Yes. Audi has given the A1 a facelift and a more efficient set of engines (the 1.0 replaces a 1.2 four) and minor chassis fettle. If I'm honest I didn't notice the facelift, so let's move on. With the featherweight engine in the nose and some minor chassis recalibration, the littlest A1 has a lot more life to its steering and handling than the doughy-cornering original.
With the facelift all the A1s have ditched hydraulic steering assistance and got the electric system from the S1. And this is the irony: where Audi wasn't much cop at making hydraulic steering feel good, this electric job is pretty much as good as they come. On half-wet winding roads I always knew how much grip the front tyres were managing. Plus the ride is less wooden than the original A1. At least it is if you steer clear of the Sport chassis.
And the facelift?
As I say, trivial changes. Different lights, a slightly wider, flatter, more angular grille, new wheels. Mildly revised cabin trim. Fancier connectivity and mapping, if you're prepared to stump for it.
What the cost?

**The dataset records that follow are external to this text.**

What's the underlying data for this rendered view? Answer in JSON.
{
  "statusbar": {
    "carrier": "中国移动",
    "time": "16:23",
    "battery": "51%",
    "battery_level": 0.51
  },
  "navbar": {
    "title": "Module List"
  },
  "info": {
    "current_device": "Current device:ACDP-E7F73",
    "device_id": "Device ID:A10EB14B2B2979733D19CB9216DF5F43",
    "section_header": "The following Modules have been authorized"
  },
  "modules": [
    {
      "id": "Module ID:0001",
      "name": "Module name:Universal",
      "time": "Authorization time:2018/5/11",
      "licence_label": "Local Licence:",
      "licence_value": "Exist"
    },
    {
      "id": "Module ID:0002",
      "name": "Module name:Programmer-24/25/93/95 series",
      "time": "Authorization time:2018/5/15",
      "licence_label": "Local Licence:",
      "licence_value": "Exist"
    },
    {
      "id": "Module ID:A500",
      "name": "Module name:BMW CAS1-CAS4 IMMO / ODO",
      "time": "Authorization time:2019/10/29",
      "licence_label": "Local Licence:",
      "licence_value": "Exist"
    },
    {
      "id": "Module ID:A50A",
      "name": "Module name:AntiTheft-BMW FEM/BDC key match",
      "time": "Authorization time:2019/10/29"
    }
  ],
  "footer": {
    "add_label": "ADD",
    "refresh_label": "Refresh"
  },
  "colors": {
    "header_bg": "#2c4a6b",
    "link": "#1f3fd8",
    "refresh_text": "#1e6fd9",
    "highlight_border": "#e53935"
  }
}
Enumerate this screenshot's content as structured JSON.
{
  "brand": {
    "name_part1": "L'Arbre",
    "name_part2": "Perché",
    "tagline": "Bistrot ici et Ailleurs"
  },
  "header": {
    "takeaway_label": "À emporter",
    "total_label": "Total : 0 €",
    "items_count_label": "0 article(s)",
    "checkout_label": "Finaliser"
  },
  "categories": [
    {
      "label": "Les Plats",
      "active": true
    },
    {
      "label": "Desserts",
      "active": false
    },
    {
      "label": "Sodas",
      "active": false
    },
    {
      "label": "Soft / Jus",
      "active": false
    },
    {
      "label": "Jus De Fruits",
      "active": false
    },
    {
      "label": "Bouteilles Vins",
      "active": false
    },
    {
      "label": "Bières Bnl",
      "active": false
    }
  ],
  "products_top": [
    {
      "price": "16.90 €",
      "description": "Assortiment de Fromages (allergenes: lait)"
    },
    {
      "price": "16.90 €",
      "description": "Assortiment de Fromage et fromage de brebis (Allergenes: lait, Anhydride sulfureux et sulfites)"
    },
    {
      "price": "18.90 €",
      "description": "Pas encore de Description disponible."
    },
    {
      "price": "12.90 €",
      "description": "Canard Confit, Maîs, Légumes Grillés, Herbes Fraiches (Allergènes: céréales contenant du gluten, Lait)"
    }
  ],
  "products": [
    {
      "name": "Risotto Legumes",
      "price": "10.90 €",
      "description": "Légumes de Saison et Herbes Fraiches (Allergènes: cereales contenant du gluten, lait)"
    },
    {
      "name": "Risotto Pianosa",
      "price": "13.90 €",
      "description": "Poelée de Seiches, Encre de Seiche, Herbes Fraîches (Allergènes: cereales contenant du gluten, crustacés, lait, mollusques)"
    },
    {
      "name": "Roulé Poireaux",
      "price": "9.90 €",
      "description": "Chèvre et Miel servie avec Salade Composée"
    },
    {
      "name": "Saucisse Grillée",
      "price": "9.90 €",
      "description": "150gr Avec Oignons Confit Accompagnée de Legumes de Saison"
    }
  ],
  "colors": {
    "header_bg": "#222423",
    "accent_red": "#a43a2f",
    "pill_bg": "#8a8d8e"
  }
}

Ah, here's the annoyance. The basic A1 is £14,315 for a three-door, which is pretty reasonable given the quality. Unfortunately this has only 15-inch alloys, and no Bluetooth. These days, that's like having no windscreen. So Audi pushes you into the Sport version, an extra £1,975. That buys 16-inch wheels and Bluetooth, which you want. And sports seats (the standard ones are fine), Drive Select (does nothing of substance as you don't have the optional adaptive dampers), Sports suspension (which you don't want, and can delete, but at zero saving), fog lights, buttons on the steering wheel and a trip computer. Plonkers are being pulled here. A basic Mini One costs less spec for spec and is more powerful...